■ Task requirements: Scan the records for "сирэ". Show the matching lines.

====== Records shown

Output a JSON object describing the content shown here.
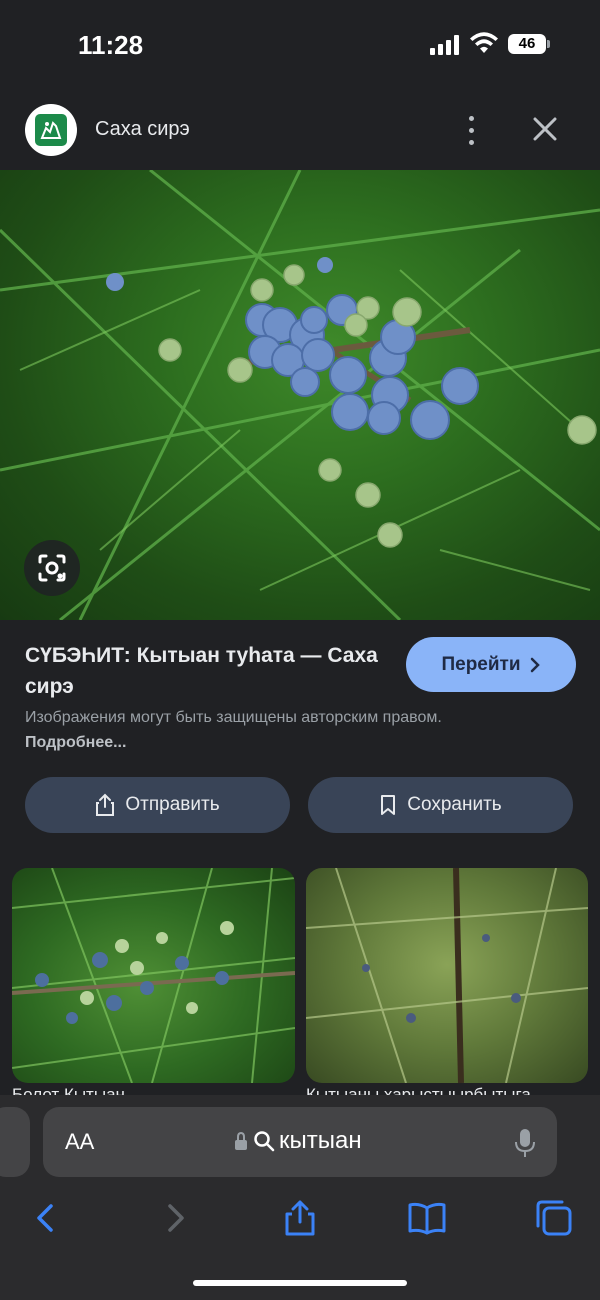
{
  "status": {
    "time": "11:28",
    "battery": "46",
    "icons": [
      "signal-icon",
      "wifi-icon",
      "battery-icon"
    ]
  },
  "header": {
    "site_name": "Саха сирэ",
    "icons": [
      "site-logo",
      "more-vert-icon",
      "close-icon"
    ]
  },
  "result": {
    "title": "СҮБЭҺИТ: Кытыан туһата — Саха сирэ",
    "goto_label": "Перейти",
    "copyright_text": "Изображения могут быть защищены авторским правом.",
    "more_link": "Подробнее..."
  },
  "actions": {
    "send_label": "Отправить",
    "save_label": "Сохранить"
  },
  "related": [
    {
      "caption": "Болот Кытыан..."
    },
    {
      "caption": "Кытыаны харыстыырбытыга"
    }
  ],
  "safari": {
    "aa_label": "AA",
    "url_text": "кытыан",
    "icons": [
      "lock-icon",
      "search-icon",
      "mic-icon",
      "back-icon",
      "forward-icon",
      "share-icon",
      "bookmarks-icon",
      "tabs-icon"
    ]
  },
  "colors": {
    "background": "#202124",
    "accent_button": "#8ab4f8",
    "secondary_button": "#394457",
    "safari_link": "#3b82f6"
  }
}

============

■ Response for this exercise:
    "site_name": "Саха сирэ",
    "title": "СҮБЭҺИТ: Кытыан туһата — Саха сирэ",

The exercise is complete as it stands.